Babcock & Brown chair and CEO to step down as profit slumps: Economy roundup

Babcock & Brown chief executive Phil Green and chairman Jim Babcock have announced they will step down as the company revealed profit had fallen 24% in the six months to 30 June to $150.9 million.

Babcock & Brown chief executive Phil Green and chairman Jim Babcock have announced they will step down as the company revealed profit had fallen 24% in the six months to 30 June to $150.9 million.

Babcock’s shares, which have fallen from $26.80 at the start of the year to just $2.79, crashed a further 19% in morning trade, pushing the company’s market capitalisation below $1 billion.

Chief financial officer Michael Larkin will replace Green, who will remain with the company as a non-executive director.

Babcock, who co-founded the firm in 1977, will be replaced by deputy chair Elizabeth Nosworthy, while the company searches for a new chair. He will remain on the board.
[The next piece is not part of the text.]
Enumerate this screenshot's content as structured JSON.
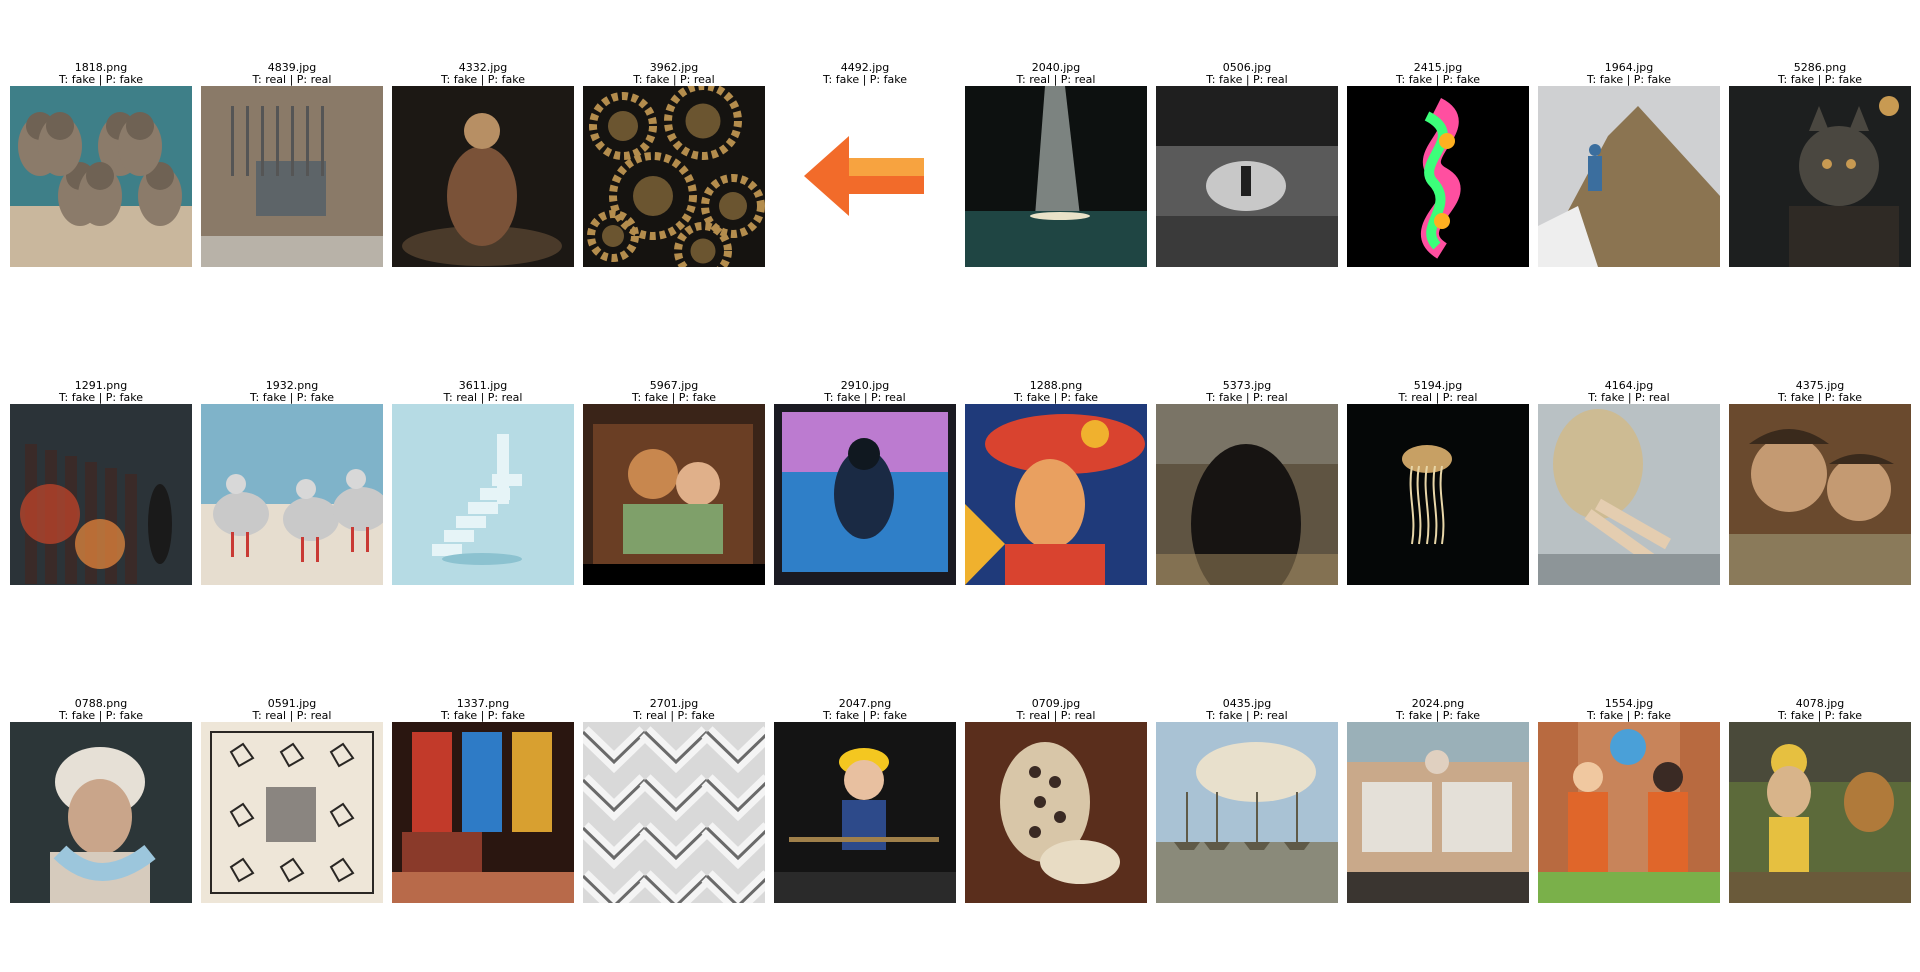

Executive directors Jim Fantaci and Martin Rey will also step down from the board.

Larkin faces a baptism of fire as he assumes the top job.
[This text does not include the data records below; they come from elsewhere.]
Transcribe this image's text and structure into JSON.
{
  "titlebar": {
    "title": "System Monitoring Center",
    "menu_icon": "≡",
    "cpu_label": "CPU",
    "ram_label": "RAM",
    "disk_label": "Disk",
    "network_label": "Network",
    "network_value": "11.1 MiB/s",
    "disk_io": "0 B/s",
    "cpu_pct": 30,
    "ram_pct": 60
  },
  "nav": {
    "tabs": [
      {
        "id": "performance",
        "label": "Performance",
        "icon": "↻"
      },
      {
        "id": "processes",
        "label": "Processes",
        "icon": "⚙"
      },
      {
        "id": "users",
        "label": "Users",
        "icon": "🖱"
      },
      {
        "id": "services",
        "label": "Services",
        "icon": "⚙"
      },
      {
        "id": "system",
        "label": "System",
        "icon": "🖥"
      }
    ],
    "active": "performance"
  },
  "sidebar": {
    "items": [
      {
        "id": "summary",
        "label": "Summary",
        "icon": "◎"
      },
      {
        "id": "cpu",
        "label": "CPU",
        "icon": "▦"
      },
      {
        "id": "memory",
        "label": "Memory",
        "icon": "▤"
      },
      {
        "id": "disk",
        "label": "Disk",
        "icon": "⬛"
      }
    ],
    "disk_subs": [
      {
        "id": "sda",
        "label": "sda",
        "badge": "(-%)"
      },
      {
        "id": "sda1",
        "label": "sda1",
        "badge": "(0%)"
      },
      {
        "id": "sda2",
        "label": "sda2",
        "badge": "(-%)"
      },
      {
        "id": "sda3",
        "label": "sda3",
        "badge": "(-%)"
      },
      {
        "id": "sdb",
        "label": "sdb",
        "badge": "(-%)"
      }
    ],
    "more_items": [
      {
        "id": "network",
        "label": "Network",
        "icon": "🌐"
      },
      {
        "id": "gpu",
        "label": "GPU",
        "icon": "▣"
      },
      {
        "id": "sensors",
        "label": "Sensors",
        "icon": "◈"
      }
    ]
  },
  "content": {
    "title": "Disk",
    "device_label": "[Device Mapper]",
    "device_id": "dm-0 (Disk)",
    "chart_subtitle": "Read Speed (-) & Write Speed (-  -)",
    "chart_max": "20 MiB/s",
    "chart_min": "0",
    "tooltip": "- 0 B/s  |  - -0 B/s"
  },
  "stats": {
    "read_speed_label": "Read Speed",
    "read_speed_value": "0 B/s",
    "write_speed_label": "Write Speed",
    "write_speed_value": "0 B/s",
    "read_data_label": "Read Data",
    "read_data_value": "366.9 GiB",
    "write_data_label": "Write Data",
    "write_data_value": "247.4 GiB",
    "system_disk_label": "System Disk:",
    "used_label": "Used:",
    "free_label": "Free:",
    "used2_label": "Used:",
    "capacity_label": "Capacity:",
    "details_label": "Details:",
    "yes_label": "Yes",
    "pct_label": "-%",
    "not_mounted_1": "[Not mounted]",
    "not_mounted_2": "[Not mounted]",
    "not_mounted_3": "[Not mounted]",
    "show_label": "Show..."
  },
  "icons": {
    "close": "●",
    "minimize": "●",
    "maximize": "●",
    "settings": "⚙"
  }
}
The company’s debt load – including its seven listed investment funds – is more than $50 billion and it is clear investors that have no confidence in Babcock’s investment bank business model.

Some analysts have speculated Babcock could be forced to return to its roots as a private investment bank, far away from the market spotlight.

Lend Lease has also disappointed the market by posting a 47% fall in net profit to $265.4 for 2007-08. The result was dragged down by $181 million of writedowns and property revaluations.

The company says property markets remain volatile, particularly in the United States and Britain.

Complaints about high fuel prices an ongoing battles with staff have not stopped Qantas recording a 44.1% jump in net profit to $970 million for 2007-08.

Strong domestic and international demand and organisational efficiencies were key factors in the result, but departing chief executive Geoff Dixon said the high fuel prices will put further pressure on the airline’s bottom line next year.

“At current prices our fuel cost in 2008-09 will be $1.6 billion higher than this year,” Dixon says.

Fairfax Media announced a $386.9 million net profit for 2007-08 this morning, up 46.8% on last year. Fairfax’s online operations achieved a 41% lift in EBITDA to $114.4 million thanks to 15% lift in traffic across its sites.

The Fairfax result came in slightly under median market expectations of a $389.2 million profit.

Despite all this bad news, the benchmark S&P/ASX200 has fallen just 44.1 points or 0.8% to 4885.4 points at noon AEST.

Trending